Personal Opinion

The reasons provided for and against the implementation of the death penalty bear the need for a better society. The application of the death penalty seeks to deter people from committing serious crimes. However, killing is wrong there is no justification for using it as a correction tool. As noted by Warden, it is like using a wrong to correct a wrong. Ideally, two wrongs do not make a right. Morally, the death penalty is degrading. If the society intentionally kills her citizens then it means that the lives of the citizens are not valuable. Furthermore, there are various alternate correctional instruments to death penalty. Rationally, institutionalizing death does not make it the most superior form of correction. Irrationally, the practice justifies increased violence as argued by different scholars. It is true that persons with nothing to live for would commit a crime with the death penalty as an incentive.

Subsequently, the judicial process is a man-made process thus it is not free from human flaws and manipulation. A definite result, that comes from subjective process in not justifiable. In reference to the Georgia cases, 135 represent 2% of the convictions. This indicates the possibility of wrongful trials. Due to this possibility alternate punishments should be applied to capital crimes. There is no justification for subjecting a person to such torture. Equally, the costs for death penalty related cases are very high. It is therefore unsustainable to the economy of the country and is a burden to tax payers. Whereas, arguments aligned to costing allude to a just system, the justice system should reflect a similar mandate to all cases. Thus, elimination of the death penalty removes the need for double trials within one case.

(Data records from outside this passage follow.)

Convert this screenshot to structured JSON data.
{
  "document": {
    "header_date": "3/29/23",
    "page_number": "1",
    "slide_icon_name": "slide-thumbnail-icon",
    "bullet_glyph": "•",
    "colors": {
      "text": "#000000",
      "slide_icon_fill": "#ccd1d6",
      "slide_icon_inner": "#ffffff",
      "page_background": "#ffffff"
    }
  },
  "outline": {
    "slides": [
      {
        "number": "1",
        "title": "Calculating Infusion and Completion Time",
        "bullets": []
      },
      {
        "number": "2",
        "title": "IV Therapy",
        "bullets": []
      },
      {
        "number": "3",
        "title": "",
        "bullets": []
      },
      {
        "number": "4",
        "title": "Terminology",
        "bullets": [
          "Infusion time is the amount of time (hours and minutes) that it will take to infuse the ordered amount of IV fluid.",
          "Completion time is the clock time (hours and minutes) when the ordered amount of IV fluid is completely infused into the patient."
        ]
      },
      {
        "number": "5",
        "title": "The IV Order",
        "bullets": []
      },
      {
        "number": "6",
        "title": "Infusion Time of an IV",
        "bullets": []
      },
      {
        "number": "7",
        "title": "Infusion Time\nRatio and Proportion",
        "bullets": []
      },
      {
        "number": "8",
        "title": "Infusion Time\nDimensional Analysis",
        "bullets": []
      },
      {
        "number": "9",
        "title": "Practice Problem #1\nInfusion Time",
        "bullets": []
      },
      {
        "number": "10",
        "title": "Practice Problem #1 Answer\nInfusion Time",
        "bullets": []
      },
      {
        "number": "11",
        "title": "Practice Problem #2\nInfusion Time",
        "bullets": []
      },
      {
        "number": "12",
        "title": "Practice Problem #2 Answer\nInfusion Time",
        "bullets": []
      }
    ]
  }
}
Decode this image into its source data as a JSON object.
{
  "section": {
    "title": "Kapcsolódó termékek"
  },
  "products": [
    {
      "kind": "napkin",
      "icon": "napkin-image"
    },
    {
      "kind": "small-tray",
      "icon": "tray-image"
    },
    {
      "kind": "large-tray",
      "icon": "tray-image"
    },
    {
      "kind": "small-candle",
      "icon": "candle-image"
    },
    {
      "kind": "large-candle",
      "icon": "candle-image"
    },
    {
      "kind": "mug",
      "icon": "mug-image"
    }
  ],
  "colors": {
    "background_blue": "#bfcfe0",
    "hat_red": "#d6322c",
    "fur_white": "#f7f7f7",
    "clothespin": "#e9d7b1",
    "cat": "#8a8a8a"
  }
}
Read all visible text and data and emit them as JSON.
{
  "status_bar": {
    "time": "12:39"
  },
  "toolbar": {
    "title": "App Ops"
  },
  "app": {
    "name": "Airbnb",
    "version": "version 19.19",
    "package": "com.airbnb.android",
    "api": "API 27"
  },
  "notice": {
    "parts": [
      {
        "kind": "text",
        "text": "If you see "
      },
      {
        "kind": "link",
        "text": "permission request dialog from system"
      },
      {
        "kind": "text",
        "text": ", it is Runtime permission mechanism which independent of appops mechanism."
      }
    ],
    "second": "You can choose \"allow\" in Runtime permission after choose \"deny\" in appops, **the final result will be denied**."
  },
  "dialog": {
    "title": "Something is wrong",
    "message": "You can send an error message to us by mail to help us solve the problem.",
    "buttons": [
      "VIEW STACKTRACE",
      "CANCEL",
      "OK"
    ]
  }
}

In conclusion, the reasons against death penalty are stronger. The correction system has alternate solutions for capital crimes. The main catch point is occurrence of an error during trial. At the same time, the objectivity of trials is often compromised in high profile cases. The death penalty is a cruel and degrading practice to humanity. It provides an opportunity where a person is wrongly executed. Since it is irreversible, it is grossly unfair to the accused, their families, victims and communities. Further, it has been statistically proven that maintaining the death penalty is expensive than life in prison. Thus, there is no rationale of maintaining the penalty. Finally, the commission of crime is not related to fear but socialization. Thus, it is justifiable to address social factors since the penalty has not reduced capital offenses. The fact that the penalty motivates crime even makes its presence worse. Its censure would save more lives.